01 Fitting in the training around work, family and social life
Work’s full-on, you have a busy family and social life, and then your buddy suggests you train for not just one sport… but three. You think it’s a good idea, and then realise something has to give. The good news is this proves you’re mature enough to assess your priorities, giving you a far better chance of managing them successfully.
When four-time Ironman world champion Chrissie Wellington was asked how long she trained per day, she would always say 24 hours because she viewed rest and recovery as integral to her performance as swim, bike and run. You’re not professional – yet – so you also need to factor in work, family and friends.
When highly motivated, the temptation is to cram too much into your training plan. Err on the side of caution and only schedule sessions that can realistically be achieved week-in-week-out. Talk it through with your coach, if you have one, and involve your nearest and dearest in the decision making as it will impact them too. Finally, accept that sometimes life will take over and the tri life might have to be put on hold for a while.
02 Cutting out all comfort food
The further your triathlon adventure goes, the more you’ll be swamped with adverts for a variety of nutrition products, multiple articles professing to strip all body fat, and clean-living recipes promising to supercharge your performance. The slice of chocolate cake that once only resulted in a bit of a sugar rush, now threatens to add 5mins to your run split. Disaster.
Firstly, you don’t have to cut out all comfort food. In fact, if you do, it could even be detrimental to performance. Like triathlon, food is there to be savoured, and depriving yourself of occasional treats will make you miserable, you’ll feel less inclined to train, and won’t enjoy racing as much. In this light, comfort food is vital. A general consensus among nutritionists is that variety is a good thing in our diets, so take advantage of the smorgasbord on offer in the UK.

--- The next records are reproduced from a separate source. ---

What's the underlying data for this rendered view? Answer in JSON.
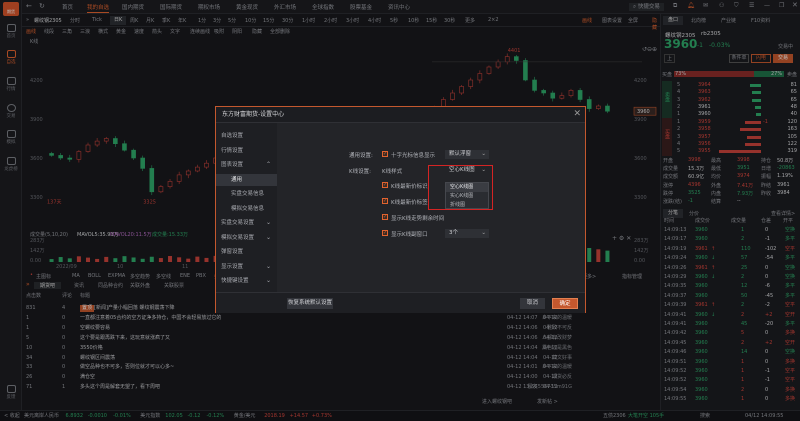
{
  "colors": {
    "accent": "#e2632f",
    "up": "#d8473e",
    "down": "#2fa86a",
    "background": "#18191d",
    "highlight": "#d42424"
  },
  "sidebar": {
    "logo": "期货",
    "items": [
      {
        "label": "首页",
        "icon": "grid-icon"
      },
      {
        "label": "自选",
        "icon": "star-box-icon"
      },
      {
        "label": "行情",
        "icon": "chart-icon"
      },
      {
        "label": "交易",
        "icon": "yuan-icon"
      },
      {
        "label": "模拟",
        "icon": "gamepad-icon"
      },
      {
        "label": "龙虎榜",
        "icon": "database-icon"
      }
    ],
    "feedback": "反馈"
  },
  "topnav": {
    "tabs": [
      "首页",
      "我的自选",
      "国内期货",
      "国际期货",
      "期权市场",
      "黄金现货",
      "外汇市场",
      "全球指数",
      "股票基金",
      "资讯中心"
    ],
    "active": 1,
    "quick_trade": "快捷交易"
  },
  "periods": {
    "contract": "螺纹钢2305",
    "items": [
      "分时",
      "Tick",
      "日K",
      "周K",
      "月K",
      "季K",
      "年K",
      "1分",
      "3分",
      "5分",
      "10分",
      "15分",
      "30分",
      "1小时",
      "2小时",
      "3小时",
      "4小时",
      "5秒",
      "10秒",
      "15秒",
      "30秒",
      "更多",
      "2×2"
    ],
    "active": 2,
    "actions": [
      "画线",
      "图表设置",
      "全屏",
      "隐藏"
    ]
  },
  "tools": {
    "items": [
      "画线",
      "线段",
      "三角",
      "三浪",
      "横式",
      "黄金",
      "速度",
      "箭头",
      "文字",
      "连续画线",
      "吸附",
      "阴阳",
      "隐藏",
      "全部删除"
    ],
    "sub": "K线"
  },
  "chart": {
    "y_ticks": [
      4200,
      3900,
      3600,
      3300
    ],
    "x_ticks": [
      "2022/09",
      "10",
      "11"
    ],
    "high_label": "4401",
    "low_label": "3325",
    "days_label": "137天",
    "last_price": "3960",
    "volume_legend": {
      "label": "成交量(5,10,20)",
      "mavol5": "MAVOL5:35.91万",
      "mavol20": "MAVOL20:11.5万",
      "vol": "成交量:15.33万"
    },
    "vol_ticks": [
      "283万",
      "142万",
      "0.00"
    ]
  },
  "chart_data": {
    "type": "candlestick",
    "ylim": [
      3250,
      4450
    ],
    "closes": [
      3620,
      3600,
      3590,
      3650,
      3700,
      3730,
      3750,
      3710,
      3660,
      3600,
      3520,
      3340,
      3380,
      3420,
      3470,
      3500,
      3530,
      3560,
      3600,
      3650,
      3700,
      3740,
      3760,
      3720,
      3800,
      3850,
      3880,
      3860,
      3820,
      3790,
      3770,
      3800,
      3840,
      3870,
      3900,
      3880,
      3850,
      3900,
      3920,
      3880,
      3900,
      3950,
      3990,
      4050,
      4100,
      4150,
      4200,
      4250,
      4300,
      4340,
      4380,
      4350,
      4200,
      4120,
      4100,
      4060,
      4080,
      4120,
      4050,
      3980,
      4000,
      3960
    ]
  },
  "indicators": {
    "items": [
      "主图标",
      "MA",
      "BOLL",
      "EXPMA",
      "多空趋势",
      "多空线",
      "ENE",
      "PBX",
      "叠加"
    ],
    "active": 8,
    "more": "更多>",
    "manage": "指标管理"
  },
  "bottom_tabs": {
    "items": [
      "期货吧",
      "资讯",
      "同品种合约",
      "关联外盘",
      "关联股票"
    ],
    "active": 0
  },
  "forum": {
    "headers": [
      "点击数",
      "评论",
      "标题",
      "作者",
      "最后更新",
      "发表日"
    ],
    "rows": [
      {
        "clicks": "831",
        "comments": "4",
        "tag": "置顶",
        "title": "[新闻]产量小幅回落 螺纹钢震荡下降",
        "author": "资讯",
        "updated": "04-12 13:56",
        "date": "04-12"
      },
      {
        "clicks": "1",
        "comments": "0",
        "title": "一直都注意着05合约的空方证净多持仓，中国不会轻易放过它的",
        "author": "乡下来的温暖",
        "updated": "04-12 14:07",
        "date": "04-12"
      },
      {
        "clicks": "1",
        "comments": "0",
        "title": "空螺纹要容易",
        "author": "雅致不可反",
        "updated": "04-12 14:06",
        "date": "04-12"
      },
      {
        "clicks": "5",
        "comments": "0",
        "title": "这个要是跟再跌下来，这玩意就涨疯了又",
        "author": "人都有改财梦",
        "updated": "04-12 14:06",
        "date": "04-12"
      },
      {
        "clicks": "10",
        "comments": "0",
        "title": "3550价格",
        "author": "黑色还是黑色",
        "updated": "04-12 14:04",
        "date": "04-12"
      },
      {
        "clicks": "34",
        "comments": "0",
        "title": "螺纹钢区间震荡",
        "author": "藏文好事",
        "updated": "04-12 14:04",
        "date": "04-12"
      },
      {
        "clicks": "33",
        "comments": "0",
        "title": "做空品种也不可多，否则位就才可以心多~",
        "author": "乡下来的温暖",
        "updated": "04-12 14:01",
        "date": "04-12"
      },
      {
        "clicks": "26",
        "comments": "0",
        "title": "满仓空",
        "author": "期货必反",
        "updated": "04-12 14:00",
        "date": "04-12"
      },
      {
        "clicks": "71",
        "comments": "1",
        "title": "多头这个周是解套无望了，看下周吧",
        "author": "股友556735m91G",
        "updated": "04-12 13:56",
        "date": "04-12"
      }
    ],
    "enter_bar": "进入螺纹钢吧",
    "new_post": "发新帖 >"
  },
  "status": {
    "collapse": "< 收起",
    "items": [
      {
        "name": "美元离岸人民币",
        "price": "6.8932",
        "chg": "-0.0010",
        "pct": "-0.01%",
        "dir": "down"
      },
      {
        "name": "美元指数",
        "price": "102.05",
        "chg": "-0.12",
        "pct": "-0.12%",
        "dir": "down"
      },
      {
        "name": "黄金/美元",
        "price": "2018.19",
        "chg": "+14.57",
        "pct": "+0.73%",
        "dir": "up"
      }
    ],
    "ticker": "五债2306",
    "ticker_msg": "大笔开空 105手"
  },
  "right": {
    "tabs": [
      "盘口",
      "北向榜",
      "产业链",
      "F10资料"
    ],
    "name": "螺纹钢2305",
    "code": "rb2305",
    "price": "3960",
    "chg": "-1",
    "pct": "-0.03%",
    "state": "交易中",
    "buttons": [
      "上",
      "条件单",
      "闪电",
      "交易"
    ],
    "buy_label": "买盘",
    "sell_label": "卖盘",
    "buy_pct": 73,
    "sell_pct": 27,
    "ask_label": "卖盘",
    "bid_label": "买盘",
    "asks": [
      {
        "lvl": "5",
        "p": "3964",
        "v": "81"
      },
      {
        "lvl": "4",
        "p": "3963",
        "v": "65"
      },
      {
        "lvl": "3",
        "p": "3962",
        "v": "65"
      },
      {
        "lvl": "2",
        "p": "3961",
        "v": "48"
      },
      {
        "lvl": "1",
        "p": "3960",
        "v": "40"
      }
    ],
    "bids": [
      {
        "lvl": "1",
        "p": "3959",
        "v": "120",
        "d": "-1"
      },
      {
        "lvl": "2",
        "p": "3958",
        "v": "163"
      },
      {
        "lvl": "3",
        "p": "3957",
        "v": "105"
      },
      {
        "lvl": "4",
        "p": "3956",
        "v": "122"
      },
      {
        "lvl": "5",
        "p": "3955",
        "v": "319"
      }
    ],
    "stats": [
      [
        "开盘",
        "3998",
        "最高",
        "3998",
        "持仓",
        "50.8万"
      ],
      [
        "成交量",
        "15.3万",
        "最低",
        "3951",
        "日增",
        "-20863"
      ],
      [
        "成交额",
        "60.9亿",
        "均价",
        "3974",
        "振幅",
        "1.19%"
      ],
      [
        "涨停",
        "4396",
        "外盘",
        "7.41万",
        "昨结",
        "3961"
      ],
      [
        "跌停",
        "3525",
        "内盘",
        "7.93万",
        "昨收",
        "3984"
      ],
      [
        "涨跌(结)",
        "-1",
        "结算",
        "--",
        "",
        ""
      ]
    ],
    "trade_tabs": [
      "分笔",
      "分价"
    ],
    "detail": "查看详情>",
    "trade_headers": [
      "时间",
      "成交价",
      "成交量",
      "仓差",
      "开平"
    ],
    "trades": [
      [
        "14:09:13",
        "3960",
        "",
        "1",
        "0",
        "空换"
      ],
      [
        "14:09:17",
        "3960",
        "",
        "2",
        "-1",
        "多平"
      ],
      [
        "14:09:19",
        "3961",
        "↑",
        "110",
        "-102",
        "空平"
      ],
      [
        "14:09:24",
        "3960",
        "↓",
        "57",
        "-54",
        "多平"
      ],
      [
        "14:09:26",
        "3961",
        "↑",
        "25",
        "0",
        "空换"
      ],
      [
        "14:09:29",
        "3960",
        "↓",
        "2",
        "0",
        "空换"
      ],
      [
        "14:09:35",
        "3960",
        "",
        "12",
        "-6",
        "多平"
      ],
      [
        "14:09:37",
        "3960",
        "",
        "50",
        "-45",
        "多平"
      ],
      [
        "14:09:39",
        "3961",
        "↑",
        "2",
        "-2",
        "空平"
      ],
      [
        "14:09:41",
        "3960",
        "↓",
        "2",
        "+2",
        "空开"
      ],
      [
        "14:09:41",
        "3960",
        "",
        "45",
        "-20",
        "多平"
      ],
      [
        "14:09:42",
        "3960",
        "",
        "5",
        "0",
        "多换"
      ],
      [
        "14:09:45",
        "3960",
        "",
        "2",
        "+2",
        "空开"
      ],
      [
        "14:09:46",
        "3960",
        "",
        "14",
        "0",
        "空换"
      ],
      [
        "14:09:51",
        "3960",
        "",
        "1",
        "0",
        "多换"
      ],
      [
        "14:09:52",
        "3960",
        "",
        "1",
        "-1",
        "空平"
      ],
      [
        "14:09:52",
        "3960",
        "",
        "1",
        "-1",
        "空平"
      ],
      [
        "14:09:54",
        "3960",
        "",
        "2",
        "0",
        "多换"
      ],
      [
        "14:09:55",
        "3960",
        "",
        "1",
        "0",
        "多换"
      ]
    ],
    "search_placeholder": "搜索",
    "clock": "04/12 14:09:55"
  },
  "dialog": {
    "title": "东方财富期货-设置中心",
    "nav": [
      {
        "label": "自选设置"
      },
      {
        "label": "行情设置"
      },
      {
        "label": "图表设置",
        "chev": "^"
      },
      {
        "label": "通用",
        "sub": true,
        "active": true
      },
      {
        "label": "实盘交易信息",
        "sub": true
      },
      {
        "label": "模拟交易信息",
        "sub": true
      },
      {
        "label": "实盘交易设置",
        "chev": "v"
      },
      {
        "label": "模拟交易设置",
        "chev": "v"
      },
      {
        "label": "弹窗设置"
      },
      {
        "label": "显示设置",
        "chev": "v"
      },
      {
        "label": "快捷键设置",
        "chev": "v"
      },
      {
        "label": "常规设置"
      }
    ],
    "general_label": "通用设置:",
    "crosshair": {
      "label": "十字光标信息显示",
      "checked": true,
      "value": "默认浮窗"
    },
    "kline_label": "K线设置:",
    "kline_style": {
      "label": "K线样式",
      "value": "空心K线图",
      "options": [
        "空心K线图",
        "实心K线图",
        "折线图"
      ],
      "highlighted": 0
    },
    "options": [
      {
        "label": "K线最新价标识",
        "checked": true
      },
      {
        "label": "K线最新价标签",
        "checked": true
      },
      {
        "label": "显示K线走势剩余时间",
        "checked": true
      },
      {
        "label": "显示K线副窗口",
        "checked": true,
        "value": "3个"
      }
    ],
    "restore": "恢复系统默认设置",
    "cancel": "取消",
    "ok": "确定"
  }
}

Finally, you don’t need to be a scientist to figure out that the more you train, the more calories you’ll burn. Therefore, if ‘comfort food’ makes up 10% of your grub, you now need more comfort food… not less!
03 Feeling body conscious
“My biggest fear was getting completely starkers in transition in front of everyone,” says GB long-distance professional Joe Skipper. “My mum held a towel around me. I was 13 years old at the Waveney Valley sprint tri and changed into fresh kit for the two mile run!”
It would be hard not to feel apprehensive the first time you’re handed a one-piece spandex tri-suit that leaves no bump to the imagination, but while you may believe all eyes will be ogling you, rest assured the other competitors will be equally self-conscious and the spectators’ only interest is straining to grab a glimpse of their own loved one as he or she flashes past.
If you really can’t face the humiliation of wearing tri-kit, then there’s nothing in the rules to say you have to. In fact, as long as it’s safe, you can wear pretty much anything you like, and for longer distances – where transitions times are not so critical – many triathletes opt to change outfits.
Finally, whatever you wear, you’ll have to accept the post-race photos will look awful. They always do. Even world champions have to put up with that one.
04 Becoming a tri bore
How can you tell when you’ve met a triathlete? They’ll tell you. But eschewing the lame gags, it’s natural to be excited about your new hobby, and like any subject you’re excited about, it’s natural to natter incessantly. The conundrum is how you stop becoming estranged from your family and de-friended on Facebook.
First, give yourself a break. Becoming a tri bore is no bad thing for a while. Those that care about you will be happy you’re invested in something you love. And, surprise, surprise, tri-bores actually learn about the sport, and make themselves better triathletes in the process. If you find yourself still crowing about power output and lightweight running shoes in a few months, give the family a break and dive into the 220 Triathlon forum.
- Tri tosh translator: 10 things triathletes say – and what they really mean
- How to brag on social media without meaning to…
05 Training with hardcore triathletes
The nervous feelings of heading out on a group ride with cyclists in matching kit and shaved legs, or turning up on club night feeling a fraud, are not dissimilar to the emotions of lining up for your first race. See it as practice for pressure situations ahead. Everybody who has ever completed a triathlon was in your position once, and rather than being snooty about your lack of experience, you’ll find just how encouraging and welcoming everyone will be.
If you’re worried about your level, then understand that tri clubs are set up to embrace newcomers of all levels – or they wouldn’t exist! And before long the situation will be reversed and it’ll be you putting an arm around that nervous beginner.
From the UK? Find your triathlon club in our directory